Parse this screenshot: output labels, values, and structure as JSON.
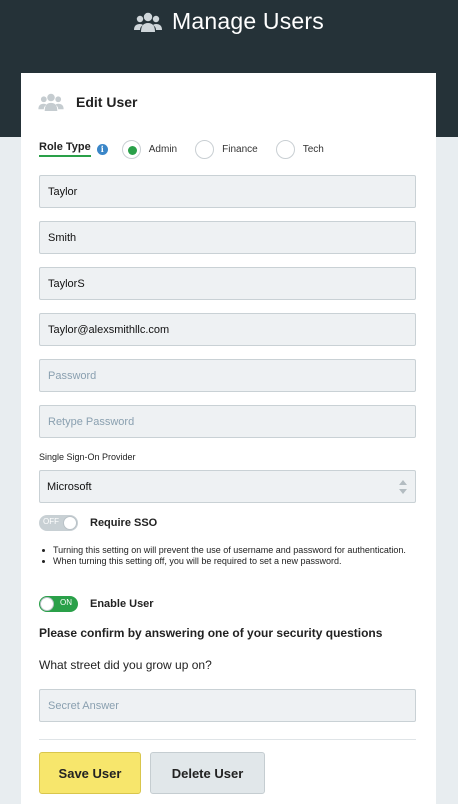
{
  "header": {
    "title": "Manage Users",
    "icon": "users-icon"
  },
  "card": {
    "title": "Edit User",
    "icon": "users-icon"
  },
  "role": {
    "label": "Role Type",
    "info_icon": "i",
    "selected": "Admin",
    "options": [
      "Admin",
      "Finance",
      "Tech"
    ]
  },
  "fields": {
    "first_name": "Taylor",
    "last_name": "Smith",
    "username": "TaylorS",
    "email": "Taylor@alexsmithllc.com",
    "password_placeholder": "Password",
    "retype_password_placeholder": "Retype Password",
    "secret_answer_placeholder": "Secret Answer"
  },
  "sso": {
    "label": "Single Sign-On Provider",
    "provider": "Microsoft",
    "require_label": "Require SSO",
    "require_state": "OFF",
    "notes": [
      "Turning this setting on will prevent the use of username and password for authentication.",
      "When turning this setting off, you will be required to set a new password."
    ]
  },
  "enable": {
    "label": "Enable User",
    "state": "ON"
  },
  "security": {
    "heading": "Please confirm by answering one of your security questions",
    "question": "What street did you grow up on?"
  },
  "buttons": {
    "save": "Save User",
    "delete": "Delete User"
  },
  "colors": {
    "header_bg": "#253238",
    "accent_green": "#2aa049",
    "save_yellow": "#f7e66c",
    "info_blue": "#3a86c8"
  }
}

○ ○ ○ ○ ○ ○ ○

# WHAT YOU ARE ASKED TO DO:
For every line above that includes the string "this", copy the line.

# EXERCISE RESPONSE:
Parse this screenshot: output labels, values, and structure as JSON.
      "Turning this setting on will prevent the use of username and password for authentication.",
      "When turning this setting off, you will be required to set a new password."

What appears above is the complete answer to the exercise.